Tel: 800-762-4242

Quality... A Family Tradition

 

Newsletter Sign-Up

Sign up for the Finish Line newsletter to receive special offers and more.

nasc    komencure
 

DD13-316-FL-Homepage-Catalog-Web-Banner-(325x190)

What to know about water quality for horses

Examine your horse's tub to make sure it's drinking clean water.

Examine your horse's tub to make sure it's drinking clean water.

While you focus on your horse's nutrition and wellbeing, it's easy to overlook the water it's exposed to every day. Water, however, is central to overall health – water affects an animal's health and quality of life. Using a supplement such as Electrocharge from Finish Line to increase a horse's hydration levels is highly beneficial, but you should also examine what your horse is drinking throughout the day. Whether your horse drinks from a pond on your property or a water tub in the barn, you can take measures to understand whether a water source is potable and what you can do to give your horse higher-quality water.

Research water in your area

Water quality varies from region to region, so spend some time researching what the water is like where you live. You can use a website like EWG's Tap Water Database to look into the water conditions by state or ZIP code in the U.S.

Some regions have pollutants in their water while yet still adhere to federal guidelines, and this may be the case where you live. Or you may find your area has higher contamination levels in tap water that you wouldn't be comfortable drinking yourself or allowing your horse to be exposed to.

If your horse drinks from a natural source such as a pond or well water on your property, you'll have to examine the water up close. If you haven't done so yet, you should request a water test conducted by your state or county that can give you the information you need. Ideally, these tests should be run annually to keep an accurate record of what your horse and any other animals are drinking.

Keep the water tub clean

"There are measures you can take to improve the quality of water your horse is drinking."

Fortunately, there are some measures you can take to improve the quality of water your horse is drinking. If it drinks from a tub, make sure to keep it clean. It's best if water buckets are emptied and refilled each day with fresh water for your horse's stall and cleaned regularly with an antibacterial soap.

Emptying large tubs of water every day isn't exactly realistic, however. Add fresh water to the tubs instead and focus on preventing algae growth. You can use stock tank cleaners made of natural solutions to break down harmful algae and sludge.
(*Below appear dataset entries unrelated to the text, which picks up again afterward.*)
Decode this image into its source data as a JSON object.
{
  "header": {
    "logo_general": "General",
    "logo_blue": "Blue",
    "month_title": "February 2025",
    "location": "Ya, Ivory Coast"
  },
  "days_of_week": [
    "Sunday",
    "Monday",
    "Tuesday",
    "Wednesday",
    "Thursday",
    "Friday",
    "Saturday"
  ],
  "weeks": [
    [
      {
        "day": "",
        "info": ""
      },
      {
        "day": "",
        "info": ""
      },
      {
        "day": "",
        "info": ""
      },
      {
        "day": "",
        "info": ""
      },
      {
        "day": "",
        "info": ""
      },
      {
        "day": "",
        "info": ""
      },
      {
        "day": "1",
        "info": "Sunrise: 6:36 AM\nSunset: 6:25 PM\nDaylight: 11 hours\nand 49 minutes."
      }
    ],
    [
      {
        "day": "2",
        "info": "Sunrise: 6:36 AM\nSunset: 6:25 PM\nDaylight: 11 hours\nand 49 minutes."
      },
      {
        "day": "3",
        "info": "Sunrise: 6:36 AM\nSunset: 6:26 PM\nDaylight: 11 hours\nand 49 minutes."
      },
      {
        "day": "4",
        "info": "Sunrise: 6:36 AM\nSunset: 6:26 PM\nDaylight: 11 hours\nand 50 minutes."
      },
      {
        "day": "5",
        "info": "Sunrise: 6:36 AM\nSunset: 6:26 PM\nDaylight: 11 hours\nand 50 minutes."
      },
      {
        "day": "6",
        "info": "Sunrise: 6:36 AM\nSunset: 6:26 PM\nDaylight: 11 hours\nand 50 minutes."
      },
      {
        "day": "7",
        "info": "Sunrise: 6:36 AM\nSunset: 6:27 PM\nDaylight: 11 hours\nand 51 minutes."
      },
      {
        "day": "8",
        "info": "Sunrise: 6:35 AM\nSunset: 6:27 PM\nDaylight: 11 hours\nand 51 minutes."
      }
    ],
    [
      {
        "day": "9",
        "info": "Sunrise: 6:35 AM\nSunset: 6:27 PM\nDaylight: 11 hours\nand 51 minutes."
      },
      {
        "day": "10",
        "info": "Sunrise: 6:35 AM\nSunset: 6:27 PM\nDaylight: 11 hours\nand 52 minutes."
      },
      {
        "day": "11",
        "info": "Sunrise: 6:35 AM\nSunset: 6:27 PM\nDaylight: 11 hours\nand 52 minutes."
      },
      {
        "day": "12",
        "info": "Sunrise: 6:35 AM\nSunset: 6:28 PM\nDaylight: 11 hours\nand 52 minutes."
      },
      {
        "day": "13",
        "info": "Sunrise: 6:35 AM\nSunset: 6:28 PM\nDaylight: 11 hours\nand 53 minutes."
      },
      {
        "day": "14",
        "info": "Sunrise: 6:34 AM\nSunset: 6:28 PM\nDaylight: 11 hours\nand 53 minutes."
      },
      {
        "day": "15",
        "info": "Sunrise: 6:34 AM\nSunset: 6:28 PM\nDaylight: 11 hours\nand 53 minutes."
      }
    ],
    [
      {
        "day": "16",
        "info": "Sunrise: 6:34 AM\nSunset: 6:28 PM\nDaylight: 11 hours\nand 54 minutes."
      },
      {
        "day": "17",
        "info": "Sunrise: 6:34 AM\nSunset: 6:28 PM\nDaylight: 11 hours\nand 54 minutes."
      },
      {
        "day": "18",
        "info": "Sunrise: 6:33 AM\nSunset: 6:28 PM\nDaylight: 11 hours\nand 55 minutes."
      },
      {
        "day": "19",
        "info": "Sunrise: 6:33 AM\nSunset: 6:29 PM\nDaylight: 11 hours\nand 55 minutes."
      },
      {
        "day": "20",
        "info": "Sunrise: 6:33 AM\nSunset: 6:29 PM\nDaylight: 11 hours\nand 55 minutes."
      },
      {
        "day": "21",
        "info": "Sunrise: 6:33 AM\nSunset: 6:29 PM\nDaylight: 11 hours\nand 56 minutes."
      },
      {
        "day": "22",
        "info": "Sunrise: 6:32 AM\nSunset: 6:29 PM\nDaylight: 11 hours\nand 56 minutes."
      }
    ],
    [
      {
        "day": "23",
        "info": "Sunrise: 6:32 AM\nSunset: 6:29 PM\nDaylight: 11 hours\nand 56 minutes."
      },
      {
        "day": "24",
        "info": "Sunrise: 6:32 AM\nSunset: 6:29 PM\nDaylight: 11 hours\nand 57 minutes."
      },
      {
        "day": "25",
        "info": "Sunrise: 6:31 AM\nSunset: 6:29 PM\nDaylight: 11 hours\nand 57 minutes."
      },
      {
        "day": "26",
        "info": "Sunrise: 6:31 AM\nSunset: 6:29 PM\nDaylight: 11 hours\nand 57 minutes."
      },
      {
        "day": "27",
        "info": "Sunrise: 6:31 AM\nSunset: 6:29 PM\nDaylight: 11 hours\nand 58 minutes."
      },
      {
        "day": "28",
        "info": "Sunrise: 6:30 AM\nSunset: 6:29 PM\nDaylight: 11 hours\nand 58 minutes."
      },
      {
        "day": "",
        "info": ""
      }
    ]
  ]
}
Some of these products are dropped into the tank and left for 30 days. The dispensers will release doses of enzymes or bacteria to break through harmful buildup on a daily basis. Others come in dissolvable tablets you add to the water tank on a regular basis. Before you begin using any cleaners, however, give the tub a good scrub to start out with a fresh surface.

Manage groundwater contamination

If your animals drink from a well or natural source such as a spring or pond, take a look at the water itself. Your horse may be drinking from a contaminated source even if it drinks from flowing water rather than still. After you've had a thorough water testing run at home, look for any trouble areas that you may be able to fix.

"Manure is one of the biggest contributors to groundwater contamination."

One of the biggest contributors to groundwater contamination is manure. You may be unwittingly affecting your horse's drinking water by improperly storing manure that horses, cows and other animals produce. You'll be able to tell if this is affecting your horse if your water test comes back with high levels of coliform, bacteria that in itself is not dangerous signals an issue with run off. High levels of coliform also indicate that your well may be in need of repairs. Consider whether your well has a broken cap that lets in insects, rodents or storm debris inside, contaminating the water.

Once you've identified the problem, make adjustments to manure storage to reduce risk of negatively affecting ground water. Place manure piles in elevated areas rather than at lower points on your property. This area should also be well-draining – during storms, make sure manure piles are not accumulating any puddles. You should also pay attention to whether rainwater flows through any manure. If it does, this will pose a problem for your water supply. Also make sure this run off does not head toward any pond your horse may drink from. You can improve your horse's drinking water simply by shifting where you store manure.

It's also smart to keep track of whether your horses have to navigate near or over manure piles. If they do, it's time to make a better effort to keep these areas clean. As horses walk, they will spread the manure on the ground, further corrupting groundwater, albeit in lower levels.

%d bloggers like this: